Worry Jars and Dogs
This beautiful vase sits at the entry way of my home in the living room. First I must say I bought it because I thought it was just unique and it called to me. I loved the color, the shape and the price:-). It also has meaning to me and serves a purpose in my life.
I have had many visitors tell me it’s beautiful but ask me why it’s on the floor by my door so I explain. That beautiful vase isn’t just there because I like it and so that I can admire its beauty every day but it also is symbolic for me. It’s my “worry jar”. What’s a worry jar you might ask. It’s a place to put your worries. Sounds too good to be true right but think about it for a minute. We all know that we should come home and leave our work, any negative experiences for the day and our troubles at the door but so often we struggle to do so. That’s often easier said than done. A worry jar reminds you when you walk in the door to leave your troubles there. For those who experience a lot of stress or worry, you can take it one step further by writing down your worries on a slip of paper and putting them in the jar. Later you can deal with them one by one or if needed throw them away istead of replaying them over and over again in your head. Sure you can go pick them up if you need to work from home or deal with them later but it’s a beautiful reminder that our home should be a place of peace, rest and beauty – a place we enjoy outside the hustle and bustle of the busy lives many of us lead.

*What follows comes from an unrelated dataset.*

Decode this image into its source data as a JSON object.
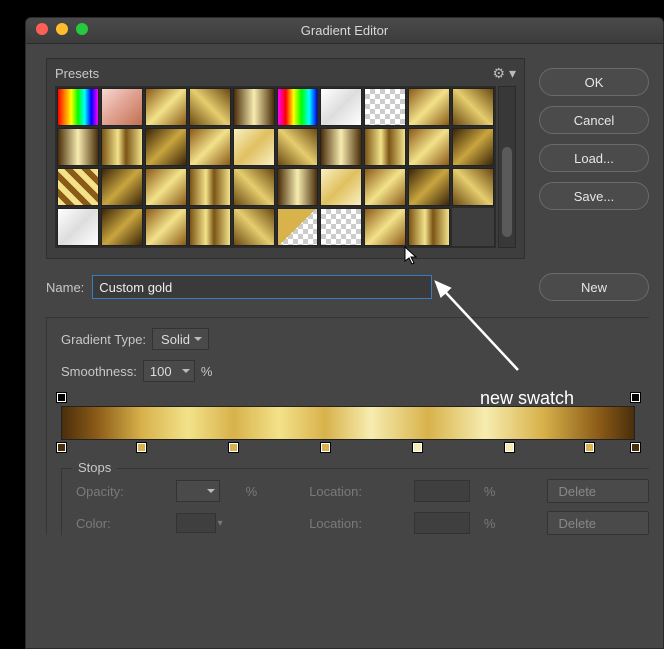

So what does a blog about a worry jar and stress have to do with dog training? I think a lot. Because we are all our dogs have and what we bring home each day profoundly impacts them – our anxiety, our stress, our world. For example, did you know when we are stressed, we shallow breath? Our dogs recognize stress in us and in our bodies and subtle movements or changes. If you don’t believe me, dance and act silly and see if your dogs don’t join in the fun. They read us VERY well – sometimes better than we read ourselves. Think about it for a moment, they don’t speak our language so they are very keen on picking up even the littlest changes in our body language. So often I have someone walk into one of my classes proclaiming their dog has been “awful this week”. When I ask if they have had a bad week, the answer is almost a “yes I have”. Coincidence? I do not think so. We, as adults, have outlets for our stress whether it’s exercise, talking to a friend, having a drink, going out to enjoy a hobby. Our dogs don’t have those options. They only have us! Dogs have been trained to alert humans prior to seizures*, to detect cancer* and can anticipate storms by changes in weather* so think they can’t detect when their favorite person is stressed, worried, sad? Think again!
I see dogs for private behavior consultations and I always look at the dog from a holistic approach meaning my goal is to understand the motivation behind a behavior(s) and to look at the dog’s lifestyle in relation to their physical, mental, emotional and social needs. Often changes and stress (remember good stress is still stress) in the family’s lifestyle can impact the dog more than many people realize. Just like in people, stress is cumulative for dogs too. Experts agree that most aggression is fear and/or anxiety based and many behavior problems have anxiety at the root of the issue. When we work on reducing our own stress and worry, our dog’s lives are impacted and improved. So lower stress and worry is good for us and our dogs. I think this too is just one way dogs provide a therapeutic benefit and why they lower our blood pressure, help with depression and improve our health according to a number of studies**. By being conscientious of mindful living and our own stress every day with our dogs in mind, the dog actually becomes therapy for us as we learn to breath, worry less and learn to live in and enjoy the moment.
Another reason I am writing about a worry jar and the benefits of stress reduction and mindfulness is because so many animal lovers take better care of their pets, fosters and others than they do themselves. Those of us who volunteer, foster, do rescue, work in an emotional field/job and/or are empaths ( http://www.empathtest.com and http://themindunleashed.org/2013/10/30-traits-of-empath.html) often struggle with balance in our lives and suffer from compassion fatigue (http://highlysensitiveperson.net/compassion-fatigue/). Remember if we don’t take care of ourselves, and that means reducing our stress and worry, how can we take care of those we love whether it be our dogs, our family, our friends or our rescue or volunteer work?
So pick out a beautiful jar to symbolize a place to put your worries when you walk in the door, take a deep breath and enjoy your family – 2 legged or 4 legged. Your dog will thank you.
Carol Sumbry, CPDT -KA, Certified Professional Dog Trainer
*http://4pawsforability.org/seizure-assistance-dog/ http://dogsdetectcancer.org/ http://www.petplace.com/article/dogs/behavior-training/understanding-your-dog/how-do-dogs-sense-oncoming-storms